Take each line of the material that includes "Karissa" and copy it.

[Opening Extracted data section]

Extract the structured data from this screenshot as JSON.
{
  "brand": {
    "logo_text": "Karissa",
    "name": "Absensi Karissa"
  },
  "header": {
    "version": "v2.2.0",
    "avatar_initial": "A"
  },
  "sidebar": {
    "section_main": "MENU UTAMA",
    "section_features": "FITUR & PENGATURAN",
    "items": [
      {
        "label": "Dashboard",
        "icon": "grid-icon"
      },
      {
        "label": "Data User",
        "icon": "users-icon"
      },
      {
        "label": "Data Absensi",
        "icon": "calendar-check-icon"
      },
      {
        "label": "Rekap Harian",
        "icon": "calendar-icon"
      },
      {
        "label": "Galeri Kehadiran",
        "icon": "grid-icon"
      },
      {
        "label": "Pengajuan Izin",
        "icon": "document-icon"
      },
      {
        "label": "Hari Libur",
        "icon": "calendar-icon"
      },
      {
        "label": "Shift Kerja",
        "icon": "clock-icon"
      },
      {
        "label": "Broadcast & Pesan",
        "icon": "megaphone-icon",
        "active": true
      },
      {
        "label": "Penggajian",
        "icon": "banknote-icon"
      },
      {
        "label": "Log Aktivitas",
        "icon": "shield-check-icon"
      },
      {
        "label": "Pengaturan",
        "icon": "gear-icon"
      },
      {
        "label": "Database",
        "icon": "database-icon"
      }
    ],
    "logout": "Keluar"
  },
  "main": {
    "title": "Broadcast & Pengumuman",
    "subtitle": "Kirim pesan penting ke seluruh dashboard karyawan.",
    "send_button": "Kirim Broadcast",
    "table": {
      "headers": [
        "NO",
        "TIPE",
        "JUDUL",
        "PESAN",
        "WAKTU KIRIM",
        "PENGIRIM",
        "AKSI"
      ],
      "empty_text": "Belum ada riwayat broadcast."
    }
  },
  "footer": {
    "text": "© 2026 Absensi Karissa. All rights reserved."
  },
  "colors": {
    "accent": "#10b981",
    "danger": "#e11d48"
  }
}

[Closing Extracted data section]

Answer to the problem:
    "logo_text": "Karissa",
    "name": "Absensi Karissa"
    "text": "© 2026 Absensi Karissa. All rights reserved."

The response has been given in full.